I’ve gone through several cycles of trying to get a startups going. The most recent attempts have been trying to get an enterprise software product to market since that has been a bulk of my experience. I have to say that I wouldn’t recommend focusing on enterprise software for the following reasons:
- Cost and Time To Market — Enterprise products typically take many engineers a nontrivial amount of time to build. The extra costs usually force teams to immediately go for funding.
- Difficult to build without a design partner — Even as we model the bleeding edge features of the current enterprise product I’m working on at HP, we have a design partner walking us through every step of the way. For startups, it’s difficult get good design partners unless you have a relationship already in place.
- Difficult to take to the market — Depending on who you are targeting in the IT department, its difficult to get onto their calendar. Taking the product to market typically requires building a sales force and big dollars

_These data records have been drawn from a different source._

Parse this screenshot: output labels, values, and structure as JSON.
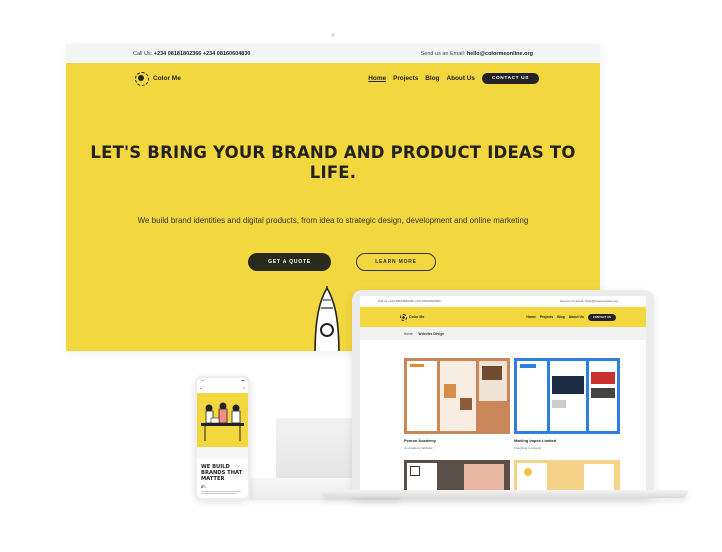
{
  "desktop": {
    "topbar": {
      "call_label": "Call Us:",
      "call_numbers": "+234 08181802366 +234 08160604830",
      "email_label": "Send us an Email:",
      "email": "hello@colormeonline.org"
    },
    "brand": "Color Me",
    "nav": [
      "Home",
      "Projects",
      "Blog",
      "About Us"
    ],
    "contact_button": "CONTACT US",
    "hero_title": "LET'S BRING YOUR BRAND AND PRODUCT IDEAS TO LIFE.",
    "hero_subtitle": "We build brand identities and digital products, from idea to strategic design, development and online marketing",
    "cta_primary": "GET A QUOTE",
    "cta_secondary": "LEARN MORE"
  },
  "laptop": {
    "topbar_left": "Call us +234 08181802366 +234 08160604830",
    "topbar_right": "Send us an Email: hello@colormeonline.org",
    "brand": "Color Me",
    "nav": [
      "Home",
      "Projects",
      "Blog",
      "About Us"
    ],
    "contact_button": "CONTACT US",
    "breadcrumb": [
      "Home",
      "Websites Design"
    ],
    "cards": [
      {
        "title": "Pemon Academy",
        "sub": "An Academy Website"
      },
      {
        "title": "Marling Impex Limited",
        "sub": "Freighting Company"
      }
    ]
  },
  "phone": {
    "title": "WE BUILD BRANDS THAT MATTER",
    "small_label": "ADOS"
  },
  "colors": {
    "brand_yellow": "#f3d73e",
    "dark": "#222222"
  }
}
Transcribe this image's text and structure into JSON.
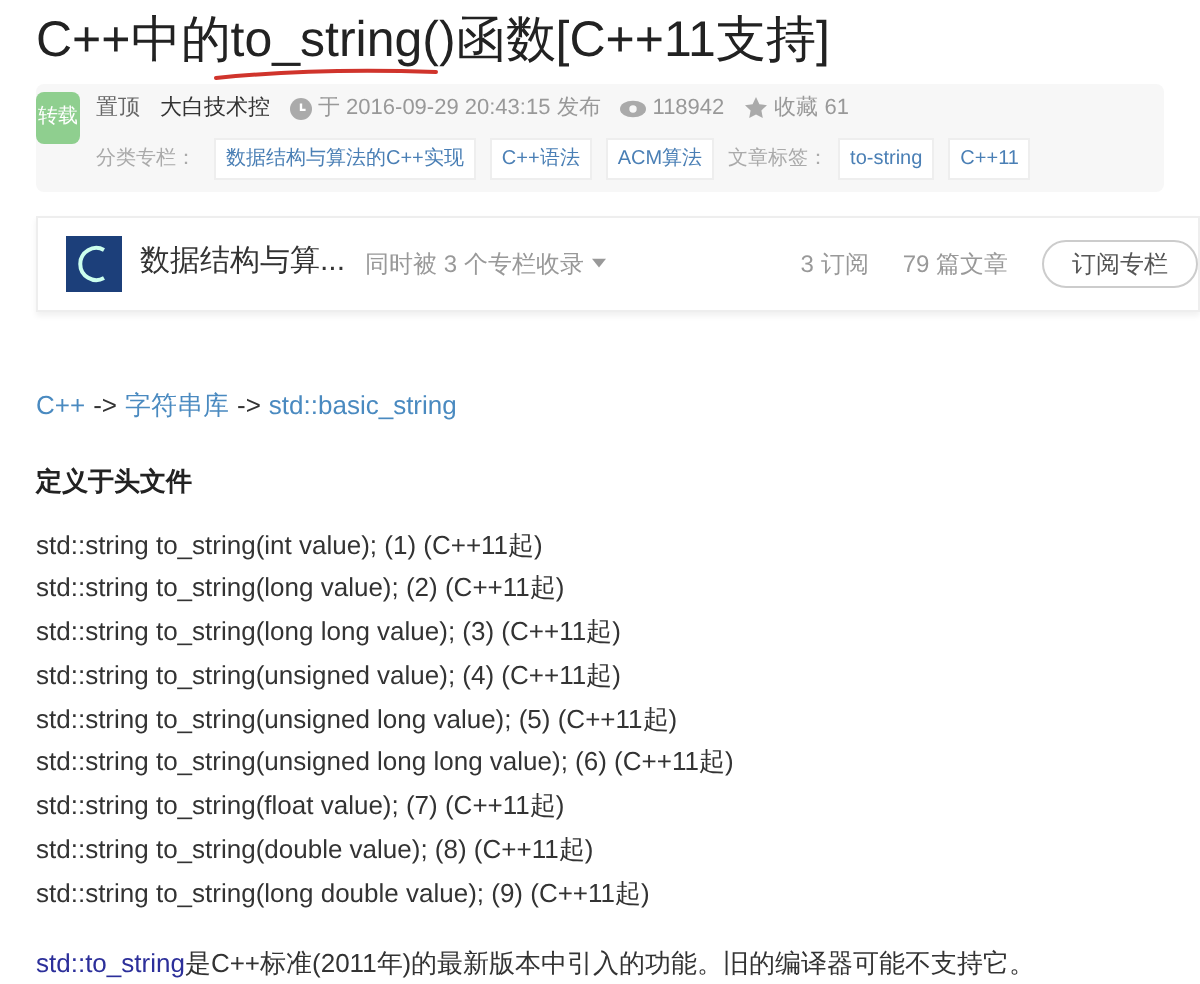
{
  "title": "C++中的to_string()函数[C++11支持]",
  "meta": {
    "badge": "转载",
    "pinned": "置顶",
    "author": "大白技术控",
    "published": "于 2016-09-29 20:43:15 发布",
    "views": "118942",
    "favorites": "收藏 61",
    "category_label": "分类专栏：",
    "categories": [
      "数据结构与算法的C++实现",
      "C++语法",
      "ACM算法"
    ],
    "tags_label": "文章标签：",
    "tags": [
      "to-string",
      "C++11"
    ]
  },
  "column_card": {
    "name": "数据结构与算...",
    "also": "同时被 3 个专栏收录",
    "subscribers": "3 订阅",
    "articles": "79 篇文章",
    "button": "订阅专栏"
  },
  "breadcrumb": [
    {
      "text": "C++",
      "kind": "link"
    },
    {
      "text": "->",
      "kind": "sep"
    },
    {
      "text": "字符串库",
      "kind": "link"
    },
    {
      "text": "->",
      "kind": "sep"
    },
    {
      "text": "std::basic_string",
      "kind": "link"
    }
  ],
  "heading": "定义于头文件",
  "signatures": [
    "std::string to_string(int value); (1) (C++11起)",
    "std::string to_string(long value); (2) (C++11起)",
    "std::string to_string(long long value); (3) (C++11起)",
    "std::string to_string(unsigned value); (4) (C++11起)",
    "std::string to_string(unsigned long value); (5) (C++11起)",
    "std::string to_string(unsigned long long value); (6) (C++11起)",
    "std::string to_string(float value); (7) (C++11起)",
    "std::string to_string(double value); (8) (C++11起)",
    "std::string to_string(long double value); (9) (C++11起)"
  ],
  "note": {
    "link": "std::to_string",
    "text": "是C++标准(2011年)的最新版本中引入的功能。旧的编译器可能不支持它。"
  }
}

In the time I unsuccessfully tried to take two enterprise software startup ideas to market, my friends successfully took several consumer startups to market. Over beers last night in San Francisco, my friend said that he’s launching a consumer focused startup this weekend based on the Facebook application platform. He’s been coding day and night for two weeks . Amazing.

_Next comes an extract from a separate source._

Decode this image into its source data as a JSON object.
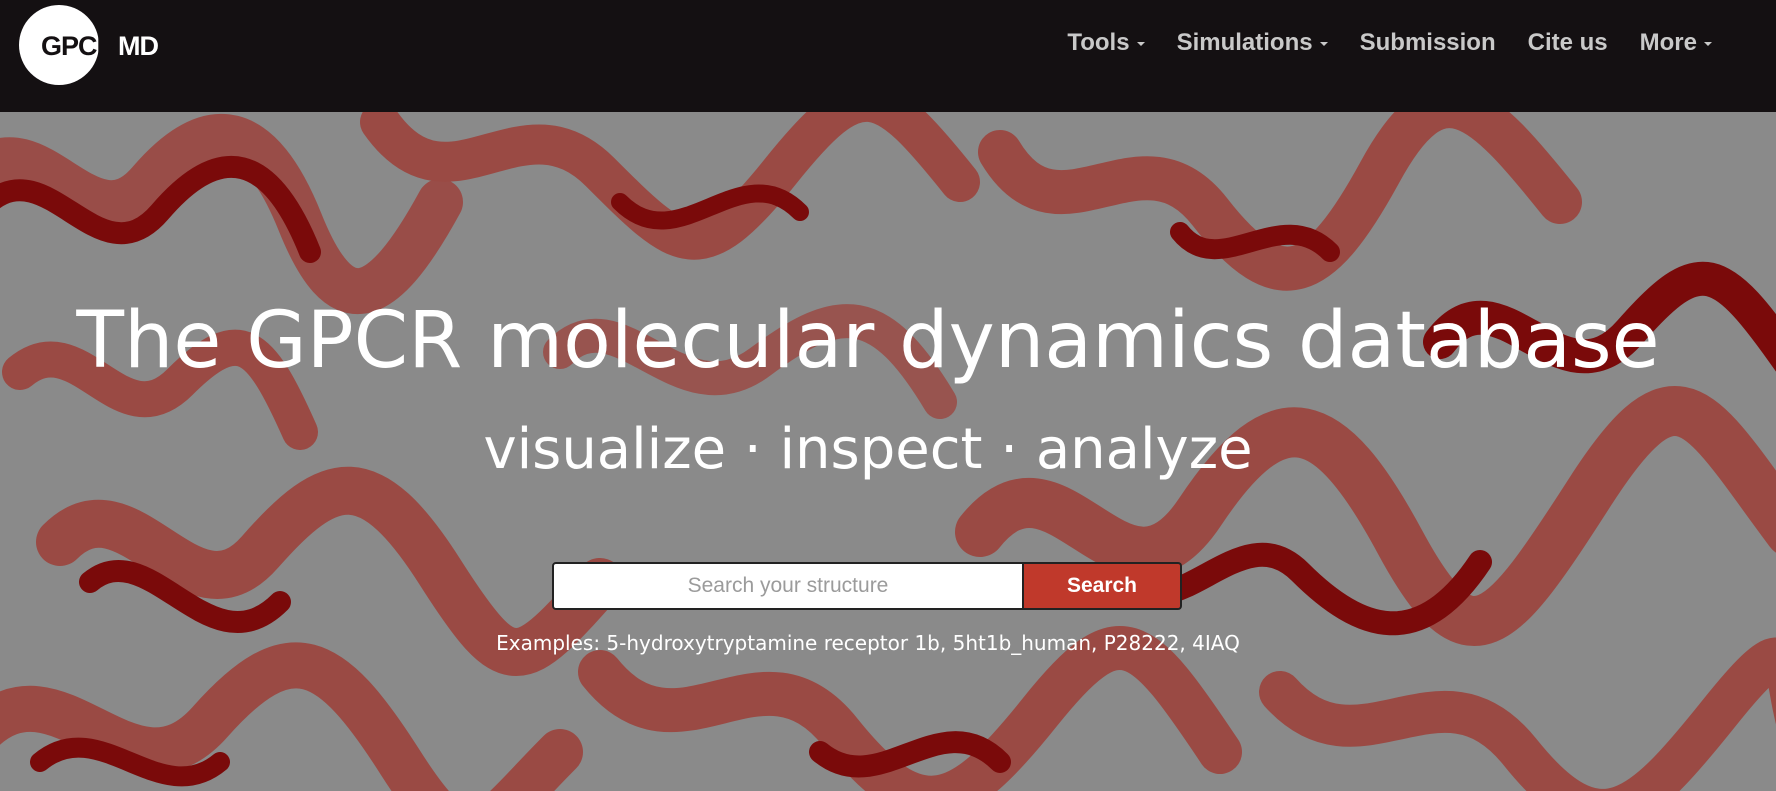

So, its time to shift focus away from enterprise software and look at consumer options. Basically, they are
- Easier and cheaper to develop
- Require no design partners because you typically already identify with the problem
- Less difficult to take to market
The question becomes, can you come up with a consumer facing product that adds value to the user rather than just providing another time waster.
It’s a good question and I plan to find out.